#### EXERCISE OBJECTIVE:
Copy each line from the listing below where the word "JSON" shows up.
• • • • • • •
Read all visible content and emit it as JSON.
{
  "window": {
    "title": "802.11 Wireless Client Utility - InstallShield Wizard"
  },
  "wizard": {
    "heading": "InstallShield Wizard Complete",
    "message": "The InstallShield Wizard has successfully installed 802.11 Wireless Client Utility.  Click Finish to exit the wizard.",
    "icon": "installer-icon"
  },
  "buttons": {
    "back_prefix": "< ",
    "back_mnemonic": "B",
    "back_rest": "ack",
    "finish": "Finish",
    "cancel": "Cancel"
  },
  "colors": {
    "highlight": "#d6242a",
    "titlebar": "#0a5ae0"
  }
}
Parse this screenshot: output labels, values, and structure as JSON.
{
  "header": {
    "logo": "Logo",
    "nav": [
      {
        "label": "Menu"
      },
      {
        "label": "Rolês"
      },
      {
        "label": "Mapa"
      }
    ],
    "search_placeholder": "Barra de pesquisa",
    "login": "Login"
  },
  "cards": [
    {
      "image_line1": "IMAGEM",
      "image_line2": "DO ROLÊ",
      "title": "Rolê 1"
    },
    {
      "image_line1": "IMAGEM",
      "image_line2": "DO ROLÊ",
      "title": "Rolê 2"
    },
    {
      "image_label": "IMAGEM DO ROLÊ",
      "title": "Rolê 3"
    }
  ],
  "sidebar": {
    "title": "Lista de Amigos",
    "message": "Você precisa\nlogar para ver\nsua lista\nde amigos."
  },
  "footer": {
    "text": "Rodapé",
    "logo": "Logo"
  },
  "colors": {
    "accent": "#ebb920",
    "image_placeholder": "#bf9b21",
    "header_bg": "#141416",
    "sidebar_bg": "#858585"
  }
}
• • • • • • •
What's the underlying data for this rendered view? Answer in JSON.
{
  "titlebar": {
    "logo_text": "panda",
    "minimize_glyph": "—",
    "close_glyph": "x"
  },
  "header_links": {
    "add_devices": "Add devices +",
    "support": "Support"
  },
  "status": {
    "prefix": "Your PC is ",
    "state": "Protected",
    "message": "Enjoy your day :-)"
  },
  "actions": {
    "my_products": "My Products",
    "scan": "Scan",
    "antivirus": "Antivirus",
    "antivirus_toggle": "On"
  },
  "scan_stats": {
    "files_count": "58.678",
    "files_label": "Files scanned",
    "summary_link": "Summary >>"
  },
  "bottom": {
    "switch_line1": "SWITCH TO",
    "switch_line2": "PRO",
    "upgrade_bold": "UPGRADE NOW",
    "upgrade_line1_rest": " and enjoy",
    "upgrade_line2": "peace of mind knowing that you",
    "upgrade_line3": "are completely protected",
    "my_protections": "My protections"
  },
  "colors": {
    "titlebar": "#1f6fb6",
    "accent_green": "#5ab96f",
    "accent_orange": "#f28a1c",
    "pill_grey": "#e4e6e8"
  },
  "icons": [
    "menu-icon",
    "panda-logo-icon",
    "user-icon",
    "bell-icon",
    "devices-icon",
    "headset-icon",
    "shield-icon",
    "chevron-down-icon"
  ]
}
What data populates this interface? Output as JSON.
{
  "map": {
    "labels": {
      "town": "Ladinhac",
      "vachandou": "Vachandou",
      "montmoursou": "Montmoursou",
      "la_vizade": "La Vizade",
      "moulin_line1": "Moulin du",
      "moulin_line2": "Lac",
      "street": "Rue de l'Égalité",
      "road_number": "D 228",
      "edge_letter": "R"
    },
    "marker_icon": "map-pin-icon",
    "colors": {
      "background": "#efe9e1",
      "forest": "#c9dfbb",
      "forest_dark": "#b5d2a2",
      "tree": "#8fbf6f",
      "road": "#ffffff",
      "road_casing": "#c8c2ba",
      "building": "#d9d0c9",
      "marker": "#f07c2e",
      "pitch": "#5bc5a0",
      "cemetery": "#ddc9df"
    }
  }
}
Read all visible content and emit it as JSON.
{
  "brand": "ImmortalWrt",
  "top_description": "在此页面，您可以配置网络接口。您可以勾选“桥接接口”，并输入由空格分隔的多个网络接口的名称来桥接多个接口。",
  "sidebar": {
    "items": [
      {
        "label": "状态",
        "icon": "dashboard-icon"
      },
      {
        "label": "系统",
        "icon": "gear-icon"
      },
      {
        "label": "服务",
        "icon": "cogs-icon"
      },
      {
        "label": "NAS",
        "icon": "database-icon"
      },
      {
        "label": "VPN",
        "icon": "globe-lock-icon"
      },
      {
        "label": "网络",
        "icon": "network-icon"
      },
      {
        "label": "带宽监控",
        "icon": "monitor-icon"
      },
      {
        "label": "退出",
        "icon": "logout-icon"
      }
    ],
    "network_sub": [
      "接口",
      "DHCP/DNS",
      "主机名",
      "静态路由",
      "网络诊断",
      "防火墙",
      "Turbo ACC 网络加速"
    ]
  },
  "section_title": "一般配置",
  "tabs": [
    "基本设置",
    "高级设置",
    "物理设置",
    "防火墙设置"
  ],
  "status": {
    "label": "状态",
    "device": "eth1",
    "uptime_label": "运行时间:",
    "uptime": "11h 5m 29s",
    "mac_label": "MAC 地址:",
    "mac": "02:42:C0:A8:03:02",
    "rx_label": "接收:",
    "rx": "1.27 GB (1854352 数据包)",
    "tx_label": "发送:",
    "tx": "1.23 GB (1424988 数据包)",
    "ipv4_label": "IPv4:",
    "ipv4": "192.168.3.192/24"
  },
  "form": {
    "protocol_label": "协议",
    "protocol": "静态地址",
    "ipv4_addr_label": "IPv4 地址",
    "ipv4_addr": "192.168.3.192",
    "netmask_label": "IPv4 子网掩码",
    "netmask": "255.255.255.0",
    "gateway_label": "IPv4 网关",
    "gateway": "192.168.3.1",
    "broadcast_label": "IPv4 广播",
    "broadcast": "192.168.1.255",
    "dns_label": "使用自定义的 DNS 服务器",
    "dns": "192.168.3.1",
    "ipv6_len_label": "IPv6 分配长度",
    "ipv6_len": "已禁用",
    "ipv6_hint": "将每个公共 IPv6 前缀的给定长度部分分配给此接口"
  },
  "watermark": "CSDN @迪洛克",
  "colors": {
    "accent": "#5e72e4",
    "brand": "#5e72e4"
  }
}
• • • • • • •
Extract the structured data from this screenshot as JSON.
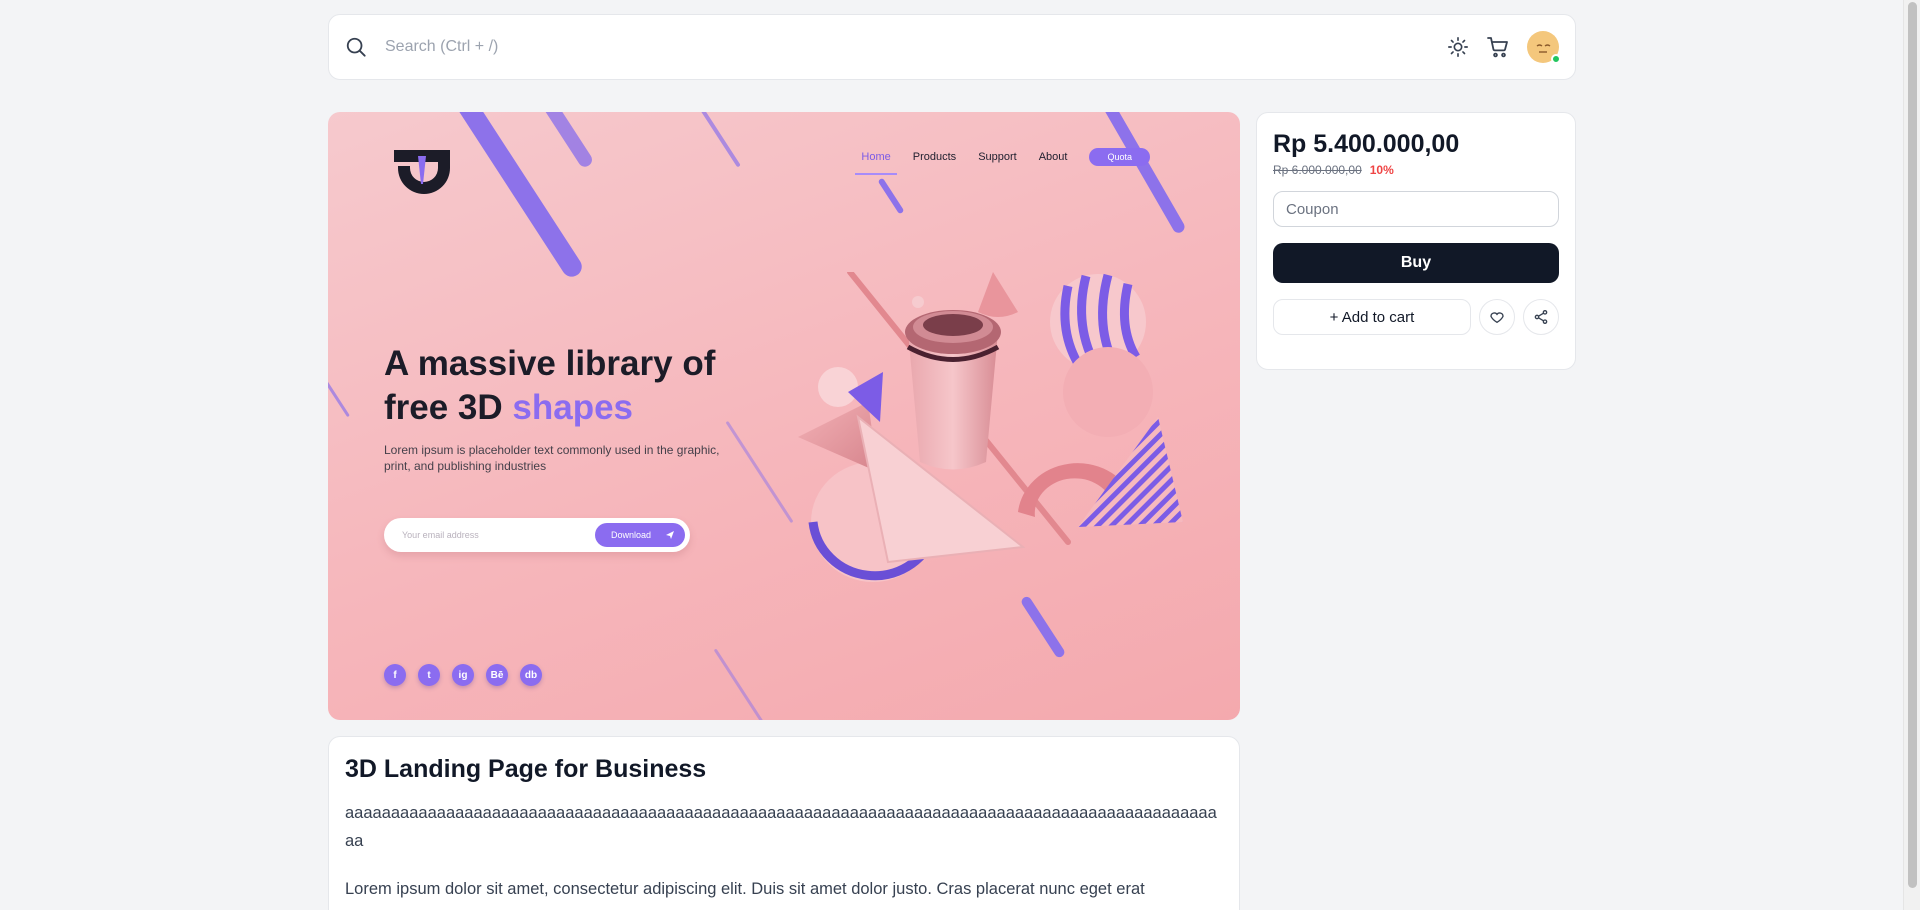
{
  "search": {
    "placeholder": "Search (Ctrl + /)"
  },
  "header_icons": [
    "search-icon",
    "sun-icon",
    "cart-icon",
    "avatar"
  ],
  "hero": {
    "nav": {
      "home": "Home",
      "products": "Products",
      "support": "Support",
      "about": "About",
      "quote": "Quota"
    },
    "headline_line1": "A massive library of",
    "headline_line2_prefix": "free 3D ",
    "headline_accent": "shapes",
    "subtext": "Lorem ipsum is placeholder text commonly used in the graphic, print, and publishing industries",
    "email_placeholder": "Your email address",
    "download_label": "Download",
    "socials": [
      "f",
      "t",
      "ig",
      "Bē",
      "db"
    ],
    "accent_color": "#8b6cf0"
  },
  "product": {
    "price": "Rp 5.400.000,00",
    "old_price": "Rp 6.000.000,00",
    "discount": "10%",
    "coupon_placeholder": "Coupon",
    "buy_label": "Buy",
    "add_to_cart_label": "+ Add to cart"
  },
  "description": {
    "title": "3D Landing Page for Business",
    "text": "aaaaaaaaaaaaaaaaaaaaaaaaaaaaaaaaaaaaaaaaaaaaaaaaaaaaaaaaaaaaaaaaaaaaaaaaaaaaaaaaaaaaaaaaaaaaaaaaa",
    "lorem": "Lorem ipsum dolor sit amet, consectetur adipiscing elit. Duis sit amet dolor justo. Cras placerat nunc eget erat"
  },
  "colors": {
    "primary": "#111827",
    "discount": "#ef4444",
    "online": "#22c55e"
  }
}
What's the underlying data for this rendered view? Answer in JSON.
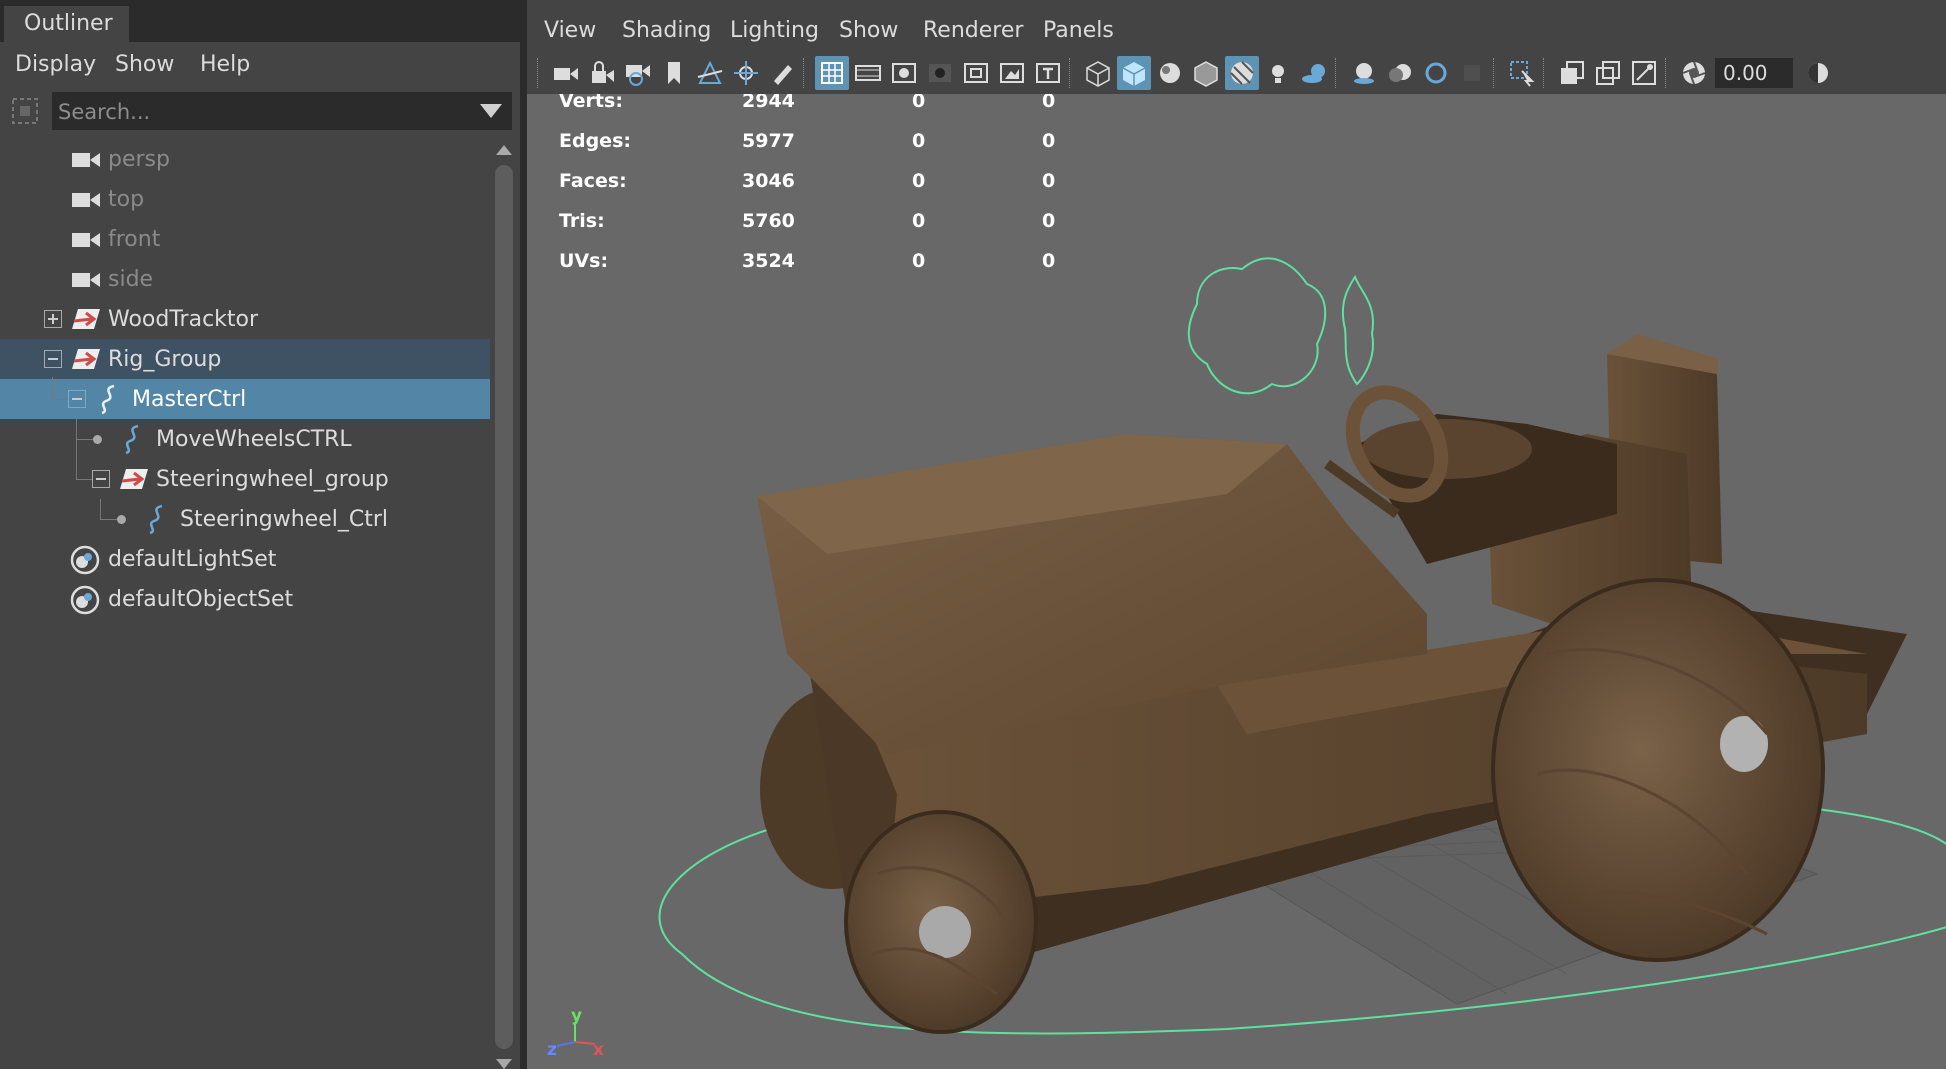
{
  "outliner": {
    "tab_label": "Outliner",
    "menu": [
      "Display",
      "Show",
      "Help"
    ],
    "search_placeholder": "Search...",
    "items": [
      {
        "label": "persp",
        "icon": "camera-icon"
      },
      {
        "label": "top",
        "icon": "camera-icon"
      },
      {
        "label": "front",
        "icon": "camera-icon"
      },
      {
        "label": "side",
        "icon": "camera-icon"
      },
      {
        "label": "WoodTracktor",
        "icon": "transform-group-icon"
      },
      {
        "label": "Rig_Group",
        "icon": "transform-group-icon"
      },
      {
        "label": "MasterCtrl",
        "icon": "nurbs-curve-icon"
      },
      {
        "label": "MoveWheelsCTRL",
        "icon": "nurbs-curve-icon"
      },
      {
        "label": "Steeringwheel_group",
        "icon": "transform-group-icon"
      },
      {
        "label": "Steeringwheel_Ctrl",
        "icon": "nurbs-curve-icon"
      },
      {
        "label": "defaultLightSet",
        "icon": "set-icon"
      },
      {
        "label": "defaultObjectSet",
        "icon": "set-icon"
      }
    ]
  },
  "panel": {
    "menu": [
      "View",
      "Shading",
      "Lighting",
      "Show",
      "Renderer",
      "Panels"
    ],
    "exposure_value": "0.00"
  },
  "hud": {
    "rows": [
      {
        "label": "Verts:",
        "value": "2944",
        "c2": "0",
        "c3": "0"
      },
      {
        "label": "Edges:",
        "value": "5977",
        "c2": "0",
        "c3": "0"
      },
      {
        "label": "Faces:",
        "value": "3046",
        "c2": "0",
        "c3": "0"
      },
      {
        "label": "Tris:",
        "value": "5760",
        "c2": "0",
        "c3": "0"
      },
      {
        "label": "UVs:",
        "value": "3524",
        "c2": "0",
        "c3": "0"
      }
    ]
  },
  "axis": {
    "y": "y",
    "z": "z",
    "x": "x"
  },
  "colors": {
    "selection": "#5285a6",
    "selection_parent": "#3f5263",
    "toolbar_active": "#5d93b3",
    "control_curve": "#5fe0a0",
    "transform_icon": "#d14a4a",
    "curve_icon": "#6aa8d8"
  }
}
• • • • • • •
#### TASK RESULT:
Read all visible content and emit it as JSON.
Parse this screenshot: output labels, values, and structure as JSON.
What's the underlying data for this rendered view? Answer in JSON.
What data populates this interface? Output as JSON.
Read all visible content and emit it as JSON.
Extract the structured data from this screenshot as JSON.
What's the underlying data for this rendered view? Answer in JSON.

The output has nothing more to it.